■ Exercise:
Only lines with the string "Profilo" should be returned from the data below.

Source records
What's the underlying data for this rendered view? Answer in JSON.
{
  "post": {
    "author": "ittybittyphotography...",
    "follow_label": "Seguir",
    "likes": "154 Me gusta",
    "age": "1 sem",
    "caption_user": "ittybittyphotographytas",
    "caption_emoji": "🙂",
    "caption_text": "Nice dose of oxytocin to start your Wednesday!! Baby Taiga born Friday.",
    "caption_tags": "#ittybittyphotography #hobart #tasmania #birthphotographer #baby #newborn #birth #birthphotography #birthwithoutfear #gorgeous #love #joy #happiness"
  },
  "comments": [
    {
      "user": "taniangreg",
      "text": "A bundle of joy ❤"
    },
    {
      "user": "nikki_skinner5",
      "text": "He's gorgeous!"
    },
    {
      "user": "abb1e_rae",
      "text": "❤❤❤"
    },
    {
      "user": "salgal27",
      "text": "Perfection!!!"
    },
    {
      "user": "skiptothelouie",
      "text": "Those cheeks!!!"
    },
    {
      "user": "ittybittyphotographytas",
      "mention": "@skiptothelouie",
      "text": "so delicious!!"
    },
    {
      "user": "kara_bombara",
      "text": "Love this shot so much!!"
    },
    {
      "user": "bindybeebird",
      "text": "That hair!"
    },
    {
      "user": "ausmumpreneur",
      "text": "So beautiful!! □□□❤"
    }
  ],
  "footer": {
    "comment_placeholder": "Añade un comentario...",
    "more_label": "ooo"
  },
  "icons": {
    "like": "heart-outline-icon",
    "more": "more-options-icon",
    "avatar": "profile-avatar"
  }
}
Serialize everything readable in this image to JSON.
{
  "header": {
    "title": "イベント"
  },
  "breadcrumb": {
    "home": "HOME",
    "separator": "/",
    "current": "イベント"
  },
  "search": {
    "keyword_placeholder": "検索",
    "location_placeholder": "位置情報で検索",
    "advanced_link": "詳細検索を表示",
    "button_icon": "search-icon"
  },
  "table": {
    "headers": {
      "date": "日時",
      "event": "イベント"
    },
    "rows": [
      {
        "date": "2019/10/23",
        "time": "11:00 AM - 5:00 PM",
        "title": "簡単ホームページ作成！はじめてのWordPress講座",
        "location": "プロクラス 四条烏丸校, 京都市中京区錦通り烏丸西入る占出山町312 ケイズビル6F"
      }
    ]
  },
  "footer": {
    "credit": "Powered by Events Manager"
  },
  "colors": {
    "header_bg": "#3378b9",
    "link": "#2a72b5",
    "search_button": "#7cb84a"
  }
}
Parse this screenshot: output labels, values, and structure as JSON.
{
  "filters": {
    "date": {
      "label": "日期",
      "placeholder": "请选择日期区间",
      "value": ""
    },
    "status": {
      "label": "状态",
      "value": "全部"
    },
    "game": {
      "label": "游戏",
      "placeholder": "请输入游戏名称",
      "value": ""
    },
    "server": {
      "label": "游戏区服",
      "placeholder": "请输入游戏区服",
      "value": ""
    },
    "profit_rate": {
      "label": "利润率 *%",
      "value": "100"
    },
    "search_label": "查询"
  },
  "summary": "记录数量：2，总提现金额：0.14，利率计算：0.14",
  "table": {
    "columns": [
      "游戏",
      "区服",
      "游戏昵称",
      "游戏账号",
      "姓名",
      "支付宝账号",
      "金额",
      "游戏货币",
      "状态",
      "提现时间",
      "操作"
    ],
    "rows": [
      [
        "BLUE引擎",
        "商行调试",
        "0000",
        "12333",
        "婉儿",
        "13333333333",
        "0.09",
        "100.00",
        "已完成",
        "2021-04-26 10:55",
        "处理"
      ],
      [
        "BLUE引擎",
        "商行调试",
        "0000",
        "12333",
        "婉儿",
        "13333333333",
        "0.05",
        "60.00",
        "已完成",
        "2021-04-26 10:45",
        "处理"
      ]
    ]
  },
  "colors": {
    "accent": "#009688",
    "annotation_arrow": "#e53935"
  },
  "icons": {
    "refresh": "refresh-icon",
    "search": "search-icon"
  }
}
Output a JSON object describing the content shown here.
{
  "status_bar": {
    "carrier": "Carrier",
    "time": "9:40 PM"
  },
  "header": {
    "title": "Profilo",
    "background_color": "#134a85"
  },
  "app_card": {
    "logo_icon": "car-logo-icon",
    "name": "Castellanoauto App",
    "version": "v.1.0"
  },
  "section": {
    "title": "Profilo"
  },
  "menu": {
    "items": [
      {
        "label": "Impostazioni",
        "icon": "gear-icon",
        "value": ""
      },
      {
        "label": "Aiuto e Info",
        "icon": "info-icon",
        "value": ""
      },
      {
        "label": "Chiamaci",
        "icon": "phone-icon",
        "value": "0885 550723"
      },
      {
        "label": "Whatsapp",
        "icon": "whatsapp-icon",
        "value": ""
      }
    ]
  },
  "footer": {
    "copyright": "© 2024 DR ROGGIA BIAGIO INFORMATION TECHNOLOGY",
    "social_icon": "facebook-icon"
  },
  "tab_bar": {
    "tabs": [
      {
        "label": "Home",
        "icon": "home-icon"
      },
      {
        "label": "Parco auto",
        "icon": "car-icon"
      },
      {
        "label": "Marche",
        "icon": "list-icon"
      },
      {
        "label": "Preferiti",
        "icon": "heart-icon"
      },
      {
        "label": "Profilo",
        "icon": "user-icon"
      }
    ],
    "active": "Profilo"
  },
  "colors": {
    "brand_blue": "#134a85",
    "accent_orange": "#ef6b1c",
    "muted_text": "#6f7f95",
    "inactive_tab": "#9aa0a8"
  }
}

■ Response area:
    "title": "Profilo",
    "title": "Profilo"
        "label": "Profilo",
    "active": "Profilo"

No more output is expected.